U.S. Supreme Court justices Wednesday peppered a lawyer for eBay Inc. with questions about why they should protect the company against a patent injunction requested by a small inventor. The justices questioned why small inventors should have less chance of an injunction than wealthy companies that release products based on their inventions.
Oral arguments in the eBay v. MercExchange LLC case lasted an hour, during which Chief Justice John Roberts asked eBay lawyer Carter Phillips why the lower courts should have discounted MercExchange patents when considering an injunction against eBay.
The court is looking at whether near-automatic injunctions should be granted in cases when a company is found to be infringing a patent. Much of the tech industry is siding with eBay Inc., which was found guilty in May 2003 of infringing a “buy it now” patent held by MercExchange, a small auction site. An appeals court later ruled that an injunction against eBay using the “buy it now” feature was appropriate.
The U.S. District Court for the Eastern District of Virginia declined to issue an injunction after a US$35 million jury award, but the U.S. Court of Appeals for the Federal Circuit reversed that decision, saying an injunction was warranted.
At the Supreme Court Wednesday, Phillips argued that the district court correctly rejected an injunction even though U.S. courts have traditionally issued injunctions in nearly all patent cases Phillips said the district court in 2003 weighed several factors when it rejected the injunction, including the fact that MercExchange hadn’t used its patent for buy-it-now features in online auctions.

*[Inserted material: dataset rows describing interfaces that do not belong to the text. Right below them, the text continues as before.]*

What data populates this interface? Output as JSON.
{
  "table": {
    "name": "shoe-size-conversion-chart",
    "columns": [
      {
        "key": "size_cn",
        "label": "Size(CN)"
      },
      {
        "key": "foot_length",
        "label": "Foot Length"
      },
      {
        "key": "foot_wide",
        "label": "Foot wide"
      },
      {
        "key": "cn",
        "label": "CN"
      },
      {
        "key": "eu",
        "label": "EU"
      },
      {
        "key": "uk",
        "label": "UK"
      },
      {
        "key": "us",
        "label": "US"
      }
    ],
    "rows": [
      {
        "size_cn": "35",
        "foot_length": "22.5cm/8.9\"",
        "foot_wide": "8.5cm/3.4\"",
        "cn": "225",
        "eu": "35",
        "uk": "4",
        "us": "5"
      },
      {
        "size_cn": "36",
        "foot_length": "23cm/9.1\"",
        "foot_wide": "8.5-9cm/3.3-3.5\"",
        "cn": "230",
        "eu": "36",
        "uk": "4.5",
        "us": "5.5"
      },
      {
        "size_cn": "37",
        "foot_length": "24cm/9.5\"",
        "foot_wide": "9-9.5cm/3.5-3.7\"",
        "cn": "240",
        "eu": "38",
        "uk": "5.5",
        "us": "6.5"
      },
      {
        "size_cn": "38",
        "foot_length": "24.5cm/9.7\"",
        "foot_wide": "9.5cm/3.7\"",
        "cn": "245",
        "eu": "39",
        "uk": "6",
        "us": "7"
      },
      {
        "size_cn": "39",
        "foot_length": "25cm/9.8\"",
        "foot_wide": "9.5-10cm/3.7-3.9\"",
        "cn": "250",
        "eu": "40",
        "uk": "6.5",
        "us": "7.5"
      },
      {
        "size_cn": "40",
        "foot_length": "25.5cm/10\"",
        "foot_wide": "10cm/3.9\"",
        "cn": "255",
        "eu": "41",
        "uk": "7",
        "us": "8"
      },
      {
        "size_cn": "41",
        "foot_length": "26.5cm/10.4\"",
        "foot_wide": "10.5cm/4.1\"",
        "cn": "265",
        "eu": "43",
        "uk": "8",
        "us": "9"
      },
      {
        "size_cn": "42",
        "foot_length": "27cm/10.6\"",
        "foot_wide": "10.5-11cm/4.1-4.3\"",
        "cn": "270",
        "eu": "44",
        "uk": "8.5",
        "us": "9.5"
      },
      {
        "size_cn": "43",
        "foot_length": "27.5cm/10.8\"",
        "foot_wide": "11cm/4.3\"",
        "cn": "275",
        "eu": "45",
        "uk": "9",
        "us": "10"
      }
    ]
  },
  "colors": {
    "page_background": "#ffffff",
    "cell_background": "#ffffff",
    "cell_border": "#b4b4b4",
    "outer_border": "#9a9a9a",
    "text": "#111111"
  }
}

But Roberts seemed to disagree, saying “Is that an appropriate consideration to take into account? Isn’t that just saying that the [invention] is going on in a garage?”
The justices, however, did not spare MercExchange LLC lawyer Seth Waxman, suggesting that district courts should weigh several factors when deciding whether or not to issue injunctions. Justice Roberts noted that the district court questioned the practice of issuing software patents involving business methods, suggesting at one point that he himself could have thought up the methodology involved in the MercExchange patents.